Kalløgrå was used to deposit sludge from the sugar factory in Sakskøbing for a period of 10 years. In 2003 around 30ha of the area was taken over by the Aage V. Jensen Fund and a thorough re-establishment project was carried out, so that the area is now a wetland with lakes, wet and dry meadows - some of which are grazed - and remains of embankments.
Several wader species breed at Kalløgrå, for example Northern Lapwing, Common Redshank and Eurasian Oystercatcher. A fair-sized colony of Avocet and a small colony of Black-headed Gull can be seen on the islet in the lake. Common Gull, Arctic Tern and Common Tern nest here, too. There are also a few pairs of Little Grebe and several pairs of Red-necked Grebe. Marsh Harrier nest in the reedbeds. The area is a good stop-over site for many species of ducks and waders during migration. In autumn, large numbers of European Golden Plover, Dunlin, Eurasian Curlew and smaller numbers of Grey Plover, Little Stint, Curlew Sandpiper, Snipe, Spotted Redshank and Common Greenshank stop over here.
From the main 153 road between Sakskøbing and Guldborg, drive north to Kallø. Drive into the village and then north along Kalløgråvej, which becomes a gravel road. By continuing along this road one reaches a sheep fence, where one can park. From here there is access to a bird observation tower, from which there is a splended view over the area. Walking or cycling inside the fences is permitted, but please keep to the paths in order not to disturb the staging and breeding birds.

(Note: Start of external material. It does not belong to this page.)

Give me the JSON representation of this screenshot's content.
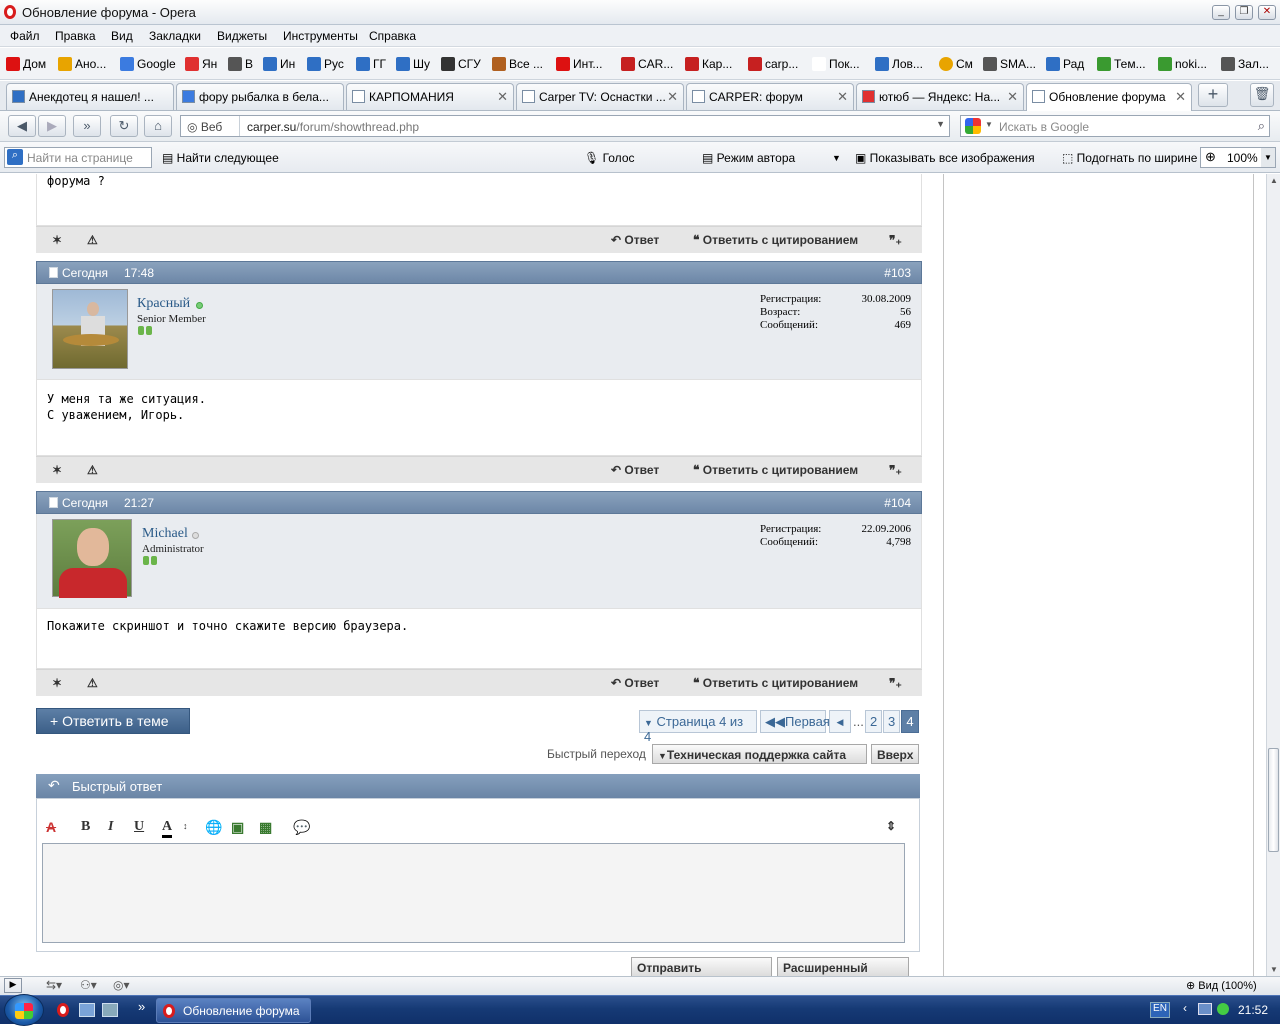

Note: If the sea level is normal or low, Kalløgrå is full of life, but it is almost empty at high sea level. So check the tides table. See the link below.